NATO's core task remains to preserve the security of our almost 1 billion citizens. So therefore we must maintain our deterrence and defence.
Which is why we continue to meet regularly in different formats.
In a few moments, I will convene a virtual meeting of the 30 NATO Chiefs of Defence supported by General Tod Wolters, the Supreme Allied Commander Europe and General André Lanata, our Supreme Allied Commander for Transformation.
We will also be joined by the Chairman of the EU Military Committee, General Claudio Graziano – underlining the importance of close coordination with our partners in the European Union.
The programme will begin with a meeting between the Chiefs of Defence and the NATO Secretary General, Jens Stoltenberg who will set the political context for today’s discussion referring to recent Foreign and Defence Ministers meetings.
These decisions will define the work of the Military Committee for comings months as it sets out to achieve NATO’s political and military agenda ahead of next month’s Defence Ministerials.
The Political guidance we will receive from the Secretary General will frame our subsequent discussions on NATO’s operational commitments, particularly our missions in Afghanistan and Iraq.
Earlier this year, following progress in the intra-Afghan peace negotiations, the Alliance agreed to reduce its presence in Afghanistan within NATO’s Resolute Support Mission to 12,000 troops.
At the same time, our mission continues to train, assist and advise the Afghan security forces. We maintain our current configuration, with our headquarters in Kabul and four regional commands.
Our priorities in Afghanistan are clear: to create the conditions for peace, to protect our troops, and ensure that Afghanistan will not once again become a safe haven for international terrorists.

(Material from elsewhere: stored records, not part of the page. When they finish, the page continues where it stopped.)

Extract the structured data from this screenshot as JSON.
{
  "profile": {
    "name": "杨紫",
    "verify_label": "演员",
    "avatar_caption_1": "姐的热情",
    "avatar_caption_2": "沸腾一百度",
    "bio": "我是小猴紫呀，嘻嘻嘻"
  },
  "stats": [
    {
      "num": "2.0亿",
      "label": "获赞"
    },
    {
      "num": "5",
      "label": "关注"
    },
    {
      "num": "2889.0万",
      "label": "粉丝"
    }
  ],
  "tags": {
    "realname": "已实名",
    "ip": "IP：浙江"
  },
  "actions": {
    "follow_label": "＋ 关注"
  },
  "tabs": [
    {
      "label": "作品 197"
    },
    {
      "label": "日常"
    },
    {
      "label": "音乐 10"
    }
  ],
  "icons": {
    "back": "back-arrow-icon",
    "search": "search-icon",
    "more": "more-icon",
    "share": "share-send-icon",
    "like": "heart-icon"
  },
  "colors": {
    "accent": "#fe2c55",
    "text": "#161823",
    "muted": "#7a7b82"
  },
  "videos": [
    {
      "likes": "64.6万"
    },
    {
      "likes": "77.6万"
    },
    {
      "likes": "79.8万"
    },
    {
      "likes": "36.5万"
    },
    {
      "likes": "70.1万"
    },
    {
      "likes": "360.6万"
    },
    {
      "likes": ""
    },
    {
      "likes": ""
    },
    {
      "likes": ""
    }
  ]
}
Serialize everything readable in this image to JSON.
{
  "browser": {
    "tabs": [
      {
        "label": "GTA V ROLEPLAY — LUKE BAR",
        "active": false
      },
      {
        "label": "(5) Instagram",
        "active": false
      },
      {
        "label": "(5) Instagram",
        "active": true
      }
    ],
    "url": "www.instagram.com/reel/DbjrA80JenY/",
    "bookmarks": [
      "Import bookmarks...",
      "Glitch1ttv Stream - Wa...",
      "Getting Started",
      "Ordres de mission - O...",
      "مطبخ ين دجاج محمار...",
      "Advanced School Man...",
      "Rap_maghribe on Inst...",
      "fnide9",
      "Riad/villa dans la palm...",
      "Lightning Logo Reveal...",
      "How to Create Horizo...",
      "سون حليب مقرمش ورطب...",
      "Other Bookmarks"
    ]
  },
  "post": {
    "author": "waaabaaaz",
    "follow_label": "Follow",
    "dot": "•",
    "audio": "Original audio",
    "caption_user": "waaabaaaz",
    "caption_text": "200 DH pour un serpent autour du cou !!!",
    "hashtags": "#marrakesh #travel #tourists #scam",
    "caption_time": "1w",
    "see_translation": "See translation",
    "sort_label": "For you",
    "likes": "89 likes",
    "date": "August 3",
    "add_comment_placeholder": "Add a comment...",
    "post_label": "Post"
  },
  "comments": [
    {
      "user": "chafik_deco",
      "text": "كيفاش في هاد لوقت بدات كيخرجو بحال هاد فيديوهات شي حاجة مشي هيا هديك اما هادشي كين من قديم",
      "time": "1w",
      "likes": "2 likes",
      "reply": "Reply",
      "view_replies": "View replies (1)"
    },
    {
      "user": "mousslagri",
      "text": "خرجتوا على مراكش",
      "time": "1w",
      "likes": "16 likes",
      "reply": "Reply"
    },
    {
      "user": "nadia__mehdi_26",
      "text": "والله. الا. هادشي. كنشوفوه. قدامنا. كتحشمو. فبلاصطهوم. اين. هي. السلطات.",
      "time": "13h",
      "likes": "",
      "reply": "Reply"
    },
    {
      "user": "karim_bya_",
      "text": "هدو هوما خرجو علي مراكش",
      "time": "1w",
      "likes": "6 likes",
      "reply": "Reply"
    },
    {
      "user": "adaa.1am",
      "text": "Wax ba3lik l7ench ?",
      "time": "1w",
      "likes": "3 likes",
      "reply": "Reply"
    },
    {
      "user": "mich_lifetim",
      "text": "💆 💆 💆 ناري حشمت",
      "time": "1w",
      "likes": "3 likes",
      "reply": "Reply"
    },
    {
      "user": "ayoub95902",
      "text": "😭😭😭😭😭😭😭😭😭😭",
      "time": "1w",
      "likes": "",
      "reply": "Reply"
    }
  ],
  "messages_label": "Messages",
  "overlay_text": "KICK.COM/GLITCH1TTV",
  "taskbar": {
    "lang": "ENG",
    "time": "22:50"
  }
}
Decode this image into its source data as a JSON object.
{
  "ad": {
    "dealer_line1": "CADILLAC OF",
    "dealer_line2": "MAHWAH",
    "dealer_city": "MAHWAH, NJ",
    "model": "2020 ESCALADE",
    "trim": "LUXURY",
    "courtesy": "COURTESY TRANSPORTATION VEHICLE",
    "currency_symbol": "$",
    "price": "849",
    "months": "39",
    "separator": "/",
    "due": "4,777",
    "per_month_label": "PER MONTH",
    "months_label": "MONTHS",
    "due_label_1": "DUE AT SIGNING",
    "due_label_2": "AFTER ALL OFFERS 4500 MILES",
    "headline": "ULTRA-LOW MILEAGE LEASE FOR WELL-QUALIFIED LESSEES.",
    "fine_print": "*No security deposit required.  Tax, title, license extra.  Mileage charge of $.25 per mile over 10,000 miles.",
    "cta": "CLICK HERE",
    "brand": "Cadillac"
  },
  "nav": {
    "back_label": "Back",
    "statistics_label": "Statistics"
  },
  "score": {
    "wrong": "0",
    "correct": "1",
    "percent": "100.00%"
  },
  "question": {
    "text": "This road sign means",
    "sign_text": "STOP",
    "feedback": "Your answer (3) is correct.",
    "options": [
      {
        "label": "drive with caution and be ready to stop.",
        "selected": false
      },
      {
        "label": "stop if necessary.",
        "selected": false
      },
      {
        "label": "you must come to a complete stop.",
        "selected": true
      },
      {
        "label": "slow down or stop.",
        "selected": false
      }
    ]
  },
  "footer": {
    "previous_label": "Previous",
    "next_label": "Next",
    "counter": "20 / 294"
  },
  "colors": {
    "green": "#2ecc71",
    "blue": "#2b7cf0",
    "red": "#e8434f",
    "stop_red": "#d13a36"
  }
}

The Chiefs of Defence will discuss the importance of preserving the gains achieved in the last 19 years and any possible future engagement with Afghanistan.
On the 24th of April, the North Atlantic Council issued a statement reaffirming its longstanding commitment but also encouraging both sides, the government as well as the Taliban, to continue the peace process, lower the level of violence and work together for the sake of the people of the Islamic Republic of Afghanistan.
In addition to our role in Afghanistan, NATO is also present in Iraq.
Its training mission which aims to continue to strengthen the capacity of the Iraqi forces, so that they can defend Iraq’s sovereignty and fight against our common enemy, ISIS.
Allied Chiefs of Defence will explore additional avenues to fight terrorism, build stability and expand NATO’s role in the wider region.
The next session will provide the opportunity for the Chiefs of Defence to discuss with Generals Wolters and Lanata ongoing work on the Concept for Deterrence and Defence of the Euro-Atlantic Area and to develop the NATO Warfighting Capstone Concept.
These complimentary approaches set out NATO’s military priorities as well as offer a coherent approach to current and future threats.
And we will ensure that the Alliance’s deterrence and defence posture remains credible, coherent, and resilient, whilst maintaining our technological edge, modern capabilities and well-trained personnel.
In the final session of the day, NATO’s Chiefs of Defence will address NATO’s role within the response to the COVID-19 crisis and the opportunities to further support Allies, Partners and countries in need.
As I conclude the opening remarks for the 183rd Meeting of the Chiefs of Defence Session, I would like give a particularly warm personal welcome to the Chief of Defence of North Macedonia, Lieutenant General Vasko Gjurchinovski as he will be virtually and officially participating for the first time as NATO’s 30th member.
I would also like to welcome our other first-time participants:
- the Bulgarian Chief of Defence, Admiral Emil Eftimov;
- the Croatian Chief of Defence, Admiral Robert Hranj;
- the Greek Chief of Defence, General Konstantinos Floros;
- the Slovenian Chief of Defence, Brigadier General Robert Glavaš;
- and the Spanish Chief of Defence, General Miguel Angel Villarroya.
We will meet again in person once social distancing is no longer required.
Today’s meetings will deliver the military advice and guidance and allow us to move forward on the important tasks that lay ahead.